**TASK DETAILS:** Your answer consists of the lines in the data that contain "Legal". Copy each of them.

**THE RECORDS:**
*** Begin section ***

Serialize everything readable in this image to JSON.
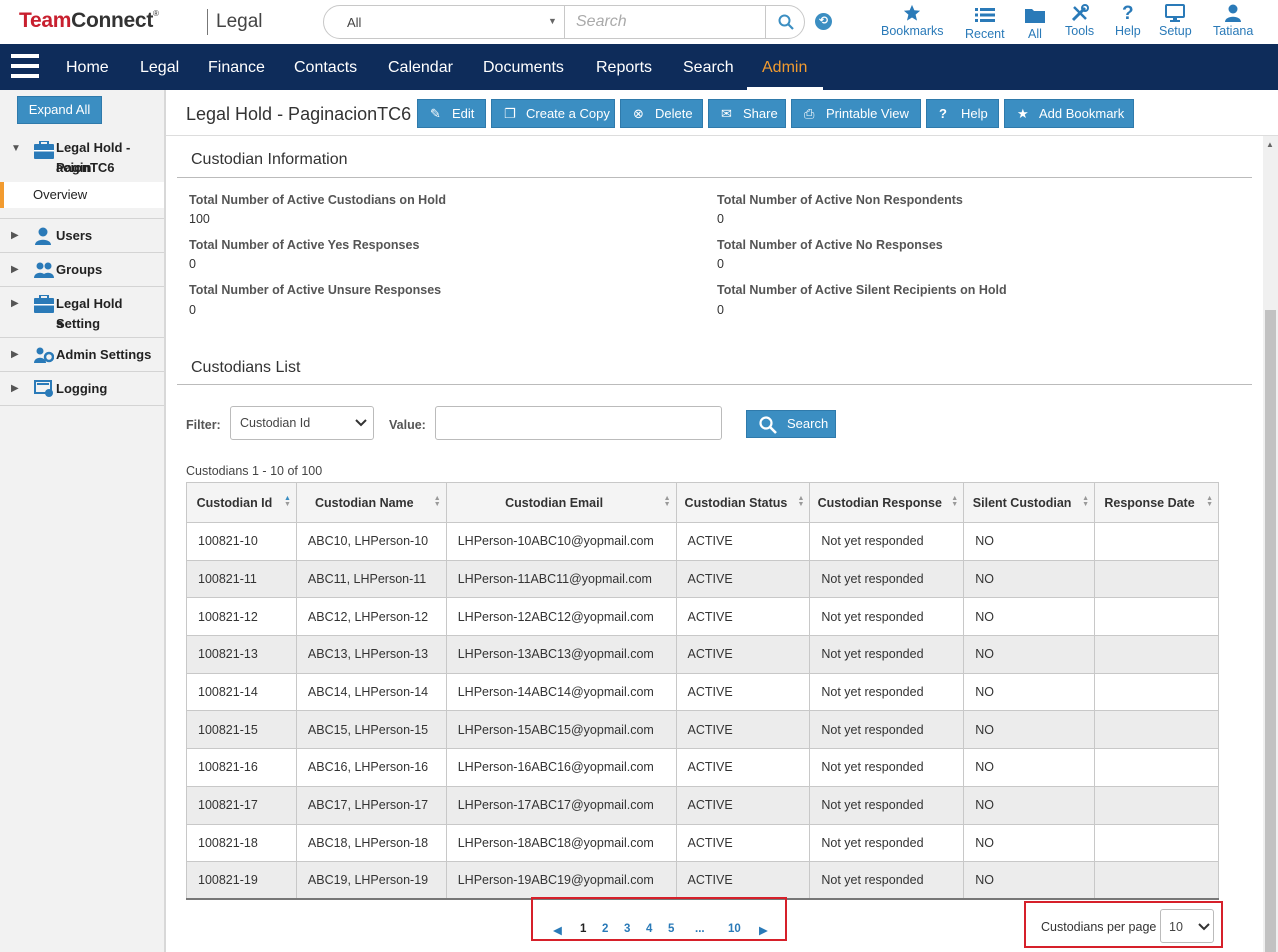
{
  "header": {
    "logo_brand_red": "Team",
    "logo_brand_dark": "Connect",
    "logo_reg": "®",
    "logo_product": "Legal",
    "search_scope": "All",
    "search_placeholder": "Search",
    "nav": [
      {
        "label": "Bookmarks",
        "icon": "star-icon"
      },
      {
        "label": "Recent",
        "icon": "list-icon"
      },
      {
        "label": "All",
        "icon": "folder-icon"
      },
      {
        "label": "Tools",
        "icon": "tools-icon"
      },
      {
        "label": "Help",
        "icon": "question-icon"
      },
      {
        "label": "Setup",
        "icon": "monitor-icon"
      },
      {
        "label": "Tatiana",
        "icon": "user-icon"
      }
    ]
  },
  "mainnav": {
    "items": [
      "Home",
      "Legal",
      "Finance",
      "Contacts",
      "Calendar",
      "Documents",
      "Reports",
      "Search",
      "Admin"
    ],
    "active": "Admin"
  },
  "sidebar": {
    "expand_all": "Expand All",
    "record_label_line1": "Legal Hold - Pagin",
    "record_label_line2": "acionTC6",
    "overview": "Overview",
    "sections": [
      {
        "label": "Users",
        "icon": "user-icon"
      },
      {
        "label": "Groups",
        "icon": "group-icon"
      },
      {
        "label_line1": "Legal Hold Setting",
        "label_line2": "s",
        "icon": "briefcase-icon"
      },
      {
        "label": "Admin Settings",
        "icon": "admin-gear-icon"
      },
      {
        "label": "Logging",
        "icon": "logging-icon"
      }
    ]
  },
  "page": {
    "title": "Legal Hold - PaginacionTC6",
    "toolbar": [
      "Edit",
      "Create a Copy",
      "Delete",
      "Share",
      "Printable View",
      "Help",
      "Add Bookmark"
    ]
  },
  "custodian_info": {
    "title": "Custodian Information",
    "fields": [
      {
        "label": "Total Number of Active Custodians on Hold",
        "value": "100"
      },
      {
        "label": "Total Number of Active Non Respondents",
        "value": "0"
      },
      {
        "label": "Total Number of Active Yes Responses",
        "value": "0"
      },
      {
        "label": "Total Number of Active No Responses",
        "value": "0"
      },
      {
        "label": "Total Number of Active Unsure Responses",
        "value": "0"
      },
      {
        "label": "Total Number of Active Silent Recipients on Hold",
        "value": "0"
      }
    ]
  },
  "custodians_list": {
    "title": "Custodians List",
    "filter_label": "Filter:",
    "filter_value": "Custodian Id",
    "value_label": "Value:",
    "value_input": "",
    "search_label": "Search",
    "count_text": "Custodians 1 - 10 of 100",
    "columns": [
      "Custodian Id",
      "Custodian Name",
      "Custodian Email",
      "Custodian Status",
      "Custodian Response",
      "Silent Custodian",
      "Response Date"
    ],
    "rows": [
      [
        "100821-10",
        "ABC10, LHPerson-10",
        "LHPerson-10ABC10@yopmail.com",
        "ACTIVE",
        "Not yet responded",
        "NO",
        ""
      ],
      [
        "100821-11",
        "ABC11, LHPerson-11",
        "LHPerson-11ABC11@yopmail.com",
        "ACTIVE",
        "Not yet responded",
        "NO",
        ""
      ],
      [
        "100821-12",
        "ABC12, LHPerson-12",
        "LHPerson-12ABC12@yopmail.com",
        "ACTIVE",
        "Not yet responded",
        "NO",
        ""
      ],
      [
        "100821-13",
        "ABC13, LHPerson-13",
        "LHPerson-13ABC13@yopmail.com",
        "ACTIVE",
        "Not yet responded",
        "NO",
        ""
      ],
      [
        "100821-14",
        "ABC14, LHPerson-14",
        "LHPerson-14ABC14@yopmail.com",
        "ACTIVE",
        "Not yet responded",
        "NO",
        ""
      ],
      [
        "100821-15",
        "ABC15, LHPerson-15",
        "LHPerson-15ABC15@yopmail.com",
        "ACTIVE",
        "Not yet responded",
        "NO",
        ""
      ],
      [
        "100821-16",
        "ABC16, LHPerson-16",
        "LHPerson-16ABC16@yopmail.com",
        "ACTIVE",
        "Not yet responded",
        "NO",
        ""
      ],
      [
        "100821-17",
        "ABC17, LHPerson-17",
        "LHPerson-17ABC17@yopmail.com",
        "ACTIVE",
        "Not yet responded",
        "NO",
        ""
      ],
      [
        "100821-18",
        "ABC18, LHPerson-18",
        "LHPerson-18ABC18@yopmail.com",
        "ACTIVE",
        "Not yet responded",
        "NO",
        ""
      ],
      [
        "100821-19",
        "ABC19, LHPerson-19",
        "LHPerson-19ABC19@yopmail.com",
        "ACTIVE",
        "Not yet responded",
        "NO",
        ""
      ]
    ],
    "pager": {
      "prev": "◀",
      "pages": [
        "1",
        "2",
        "3",
        "4",
        "5",
        "...",
        "10"
      ],
      "current": "1",
      "next": "▶"
    },
    "per_page_label": "Custodians per page",
    "per_page_value": "10"
  },
  "colors": {
    "nav_bg": "#0e2c5a",
    "accent": "#3b8ec2",
    "active_tab": "#f29b2f",
    "highlight_border": "#d6202a"
  }
}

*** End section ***

**WRITTEN ANSWER:**
    "logo_product": "Legal",
      "Legal",
    "record_label_line1": "Legal Hold - Pagin",
        "label_line1": "Legal Hold Setting",
    "title": "Legal Hold - PaginacionTC6",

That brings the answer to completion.